▶

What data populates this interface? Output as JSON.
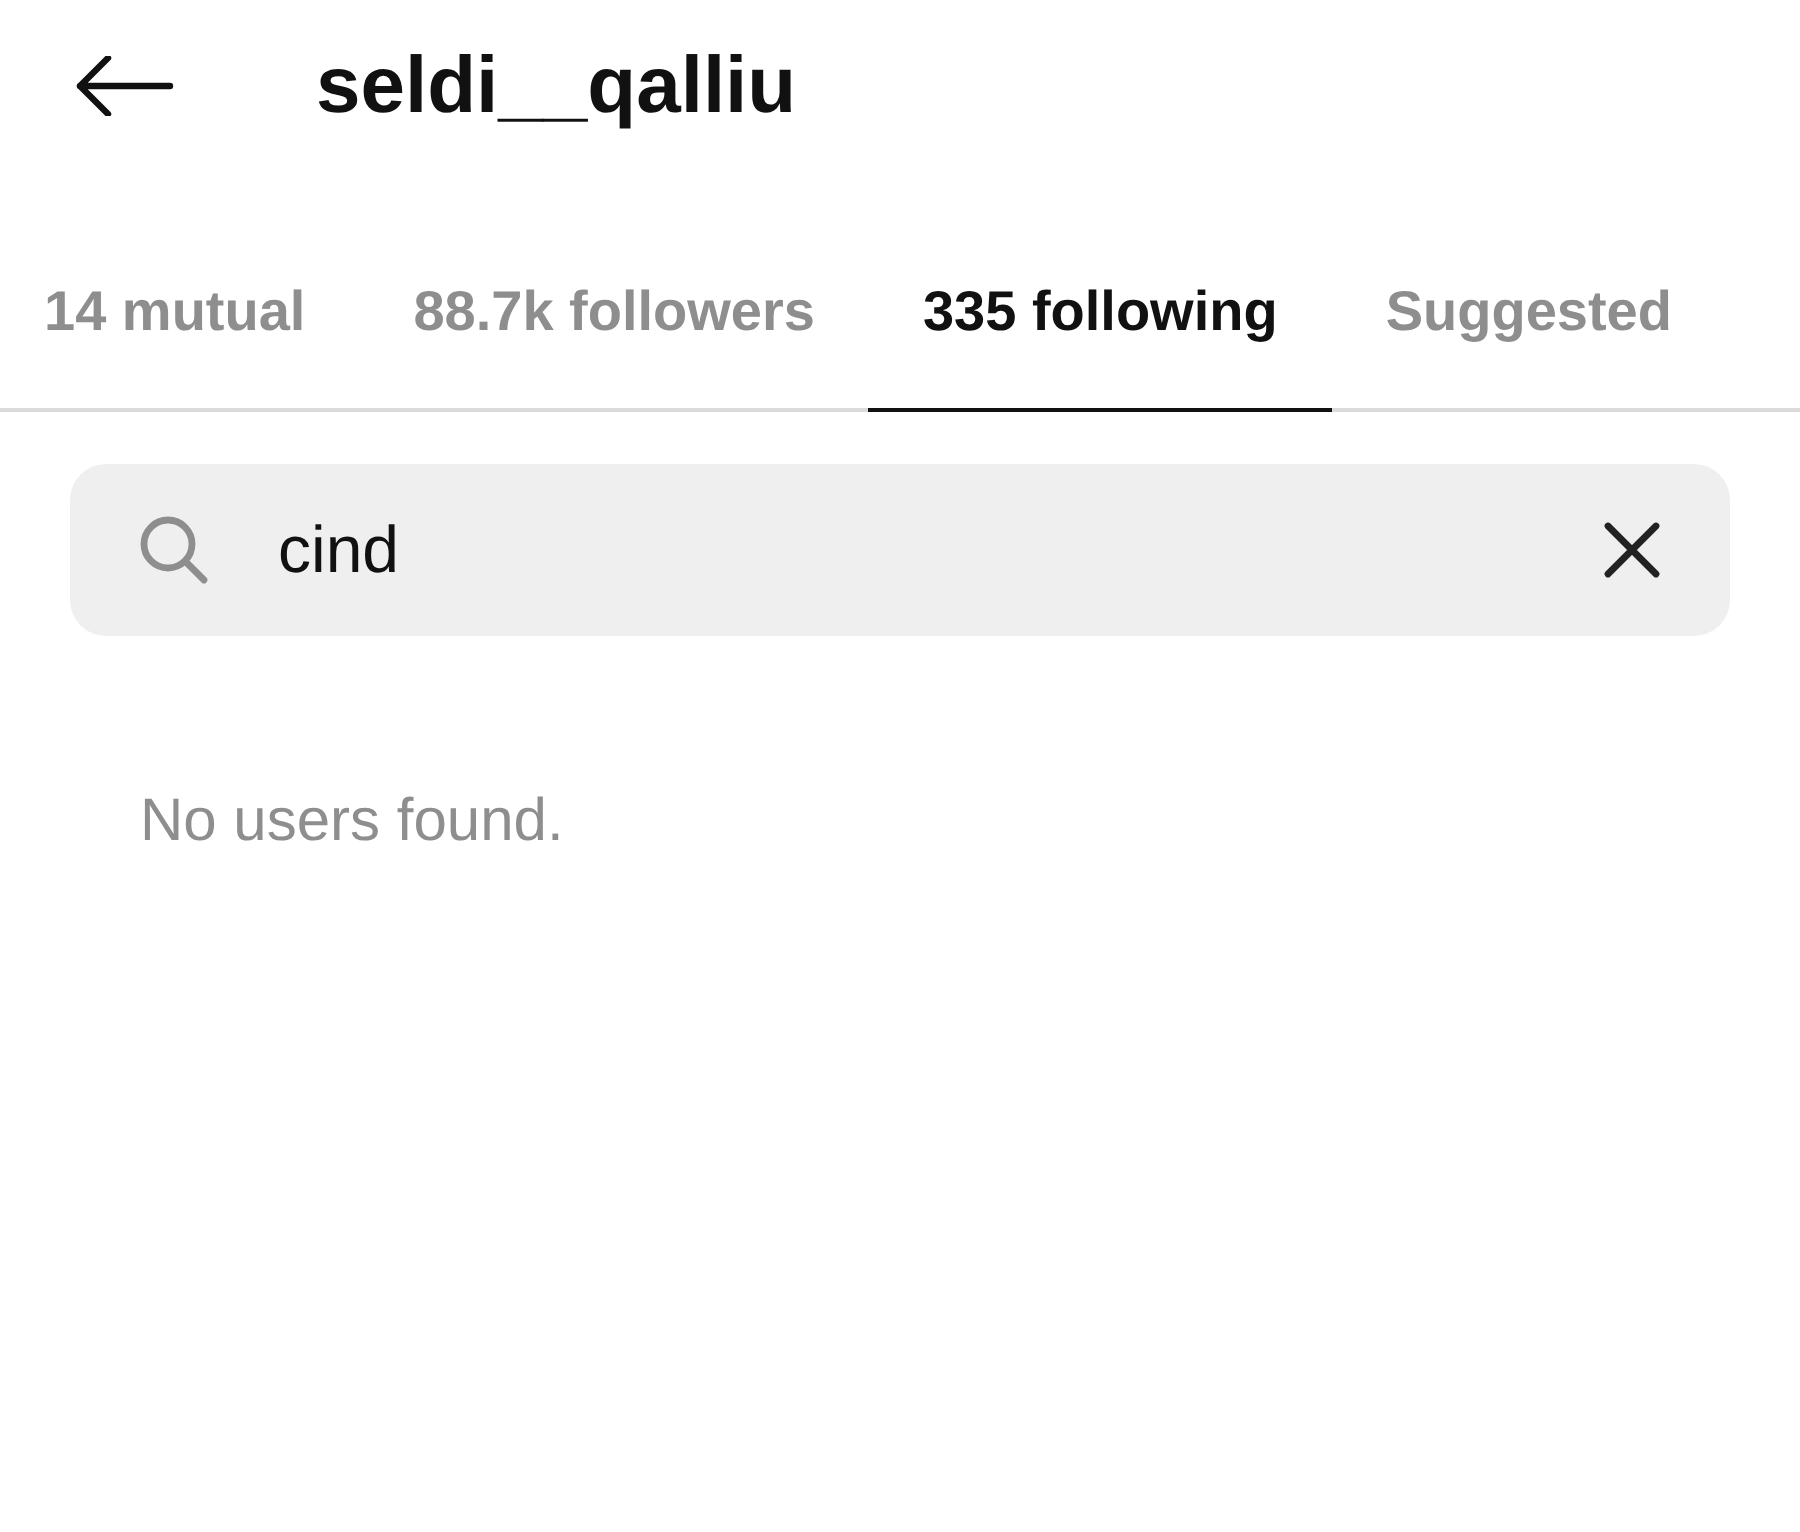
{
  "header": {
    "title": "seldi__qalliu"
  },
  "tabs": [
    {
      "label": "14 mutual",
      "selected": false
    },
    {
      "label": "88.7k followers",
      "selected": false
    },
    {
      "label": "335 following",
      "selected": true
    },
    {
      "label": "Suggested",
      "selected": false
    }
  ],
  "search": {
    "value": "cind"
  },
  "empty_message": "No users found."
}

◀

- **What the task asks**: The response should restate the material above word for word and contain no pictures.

- **Task answer**:
What data populates this interface? Output as JSON.
{
  "header": {
    "title": "seldi__qalliu"
  },
  "tabs": [
    {
      "label": "14 mutual",
      "selected": false
    },
    {
      "label": "88.7k followers",
      "selected": false
    },
    {
      "label": "335 following",
      "selected": true
    },
    {
      "label": "Suggested",
      "selected": false
    }
  ],
  "search": {
    "value": "cind"
  },
  "empty_message": "No users found."
}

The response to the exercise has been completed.